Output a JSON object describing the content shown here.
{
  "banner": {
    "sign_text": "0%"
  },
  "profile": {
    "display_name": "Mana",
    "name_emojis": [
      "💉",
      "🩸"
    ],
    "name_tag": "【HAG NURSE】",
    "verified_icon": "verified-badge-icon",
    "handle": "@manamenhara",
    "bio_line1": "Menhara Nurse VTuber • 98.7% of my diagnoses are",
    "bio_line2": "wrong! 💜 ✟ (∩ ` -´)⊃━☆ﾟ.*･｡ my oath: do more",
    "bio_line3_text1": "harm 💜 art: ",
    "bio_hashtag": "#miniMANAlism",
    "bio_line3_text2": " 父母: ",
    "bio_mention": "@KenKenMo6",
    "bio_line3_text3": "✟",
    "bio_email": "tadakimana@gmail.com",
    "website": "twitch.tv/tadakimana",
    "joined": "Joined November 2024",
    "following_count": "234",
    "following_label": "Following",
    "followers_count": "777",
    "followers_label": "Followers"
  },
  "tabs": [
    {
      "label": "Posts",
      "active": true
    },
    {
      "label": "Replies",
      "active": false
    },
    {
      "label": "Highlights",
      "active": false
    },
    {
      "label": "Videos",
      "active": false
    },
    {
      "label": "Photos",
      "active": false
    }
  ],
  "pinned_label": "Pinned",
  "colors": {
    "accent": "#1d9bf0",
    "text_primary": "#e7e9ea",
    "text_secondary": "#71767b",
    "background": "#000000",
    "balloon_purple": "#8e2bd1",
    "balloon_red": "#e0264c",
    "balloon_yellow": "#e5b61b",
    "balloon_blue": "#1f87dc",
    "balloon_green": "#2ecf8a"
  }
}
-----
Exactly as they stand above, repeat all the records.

Output a JSON object describing the content shown here.
{
  "banner": {
    "sign_text": "0%"
  },
  "profile": {
    "display_name": "Mana",
    "name_emojis": [
      "💉",
      "🩸"
    ],
    "name_tag": "【HAG NURSE】",
    "verified_icon": "verified-badge-icon",
    "handle": "@manamenhara",
    "bio_line1": "Menhara Nurse VTuber • 98.7% of my diagnoses are",
    "bio_line2": "wrong! 💜 ✟ (∩ ` -´)⊃━☆ﾟ.*･｡ my oath: do more",
    "bio_line3_text1": "harm 💜 art: ",
    "bio_hashtag": "#miniMANAlism",
    "bio_line3_text2": " 父母: ",
    "bio_mention": "@KenKenMo6",
    "bio_line3_text3": "✟",
    "bio_email": "tadakimana@gmail.com",
    "website": "twitch.tv/tadakimana",
    "joined": "Joined November 2024",
    "following_count": "234",
    "following_label": "Following",
    "followers_count": "777",
    "followers_label": "Followers"
  },
  "tabs": [
    {
      "label": "Posts",
      "active": true
    },
    {
      "label": "Replies",
      "active": false
    },
    {
      "label": "Highlights",
      "active": false
    },
    {
      "label": "Videos",
      "active": false
    },
    {
      "label": "Photos",
      "active": false
    }
  ],
  "pinned_label": "Pinned",
  "colors": {
    "accent": "#1d9bf0",
    "text_primary": "#e7e9ea",
    "text_secondary": "#71767b",
    "background": "#000000",
    "balloon_purple": "#8e2bd1",
    "balloon_red": "#e0264c",
    "balloon_yellow": "#e5b61b",
    "balloon_blue": "#1f87dc",
    "balloon_green": "#2ecf8a"
  }
}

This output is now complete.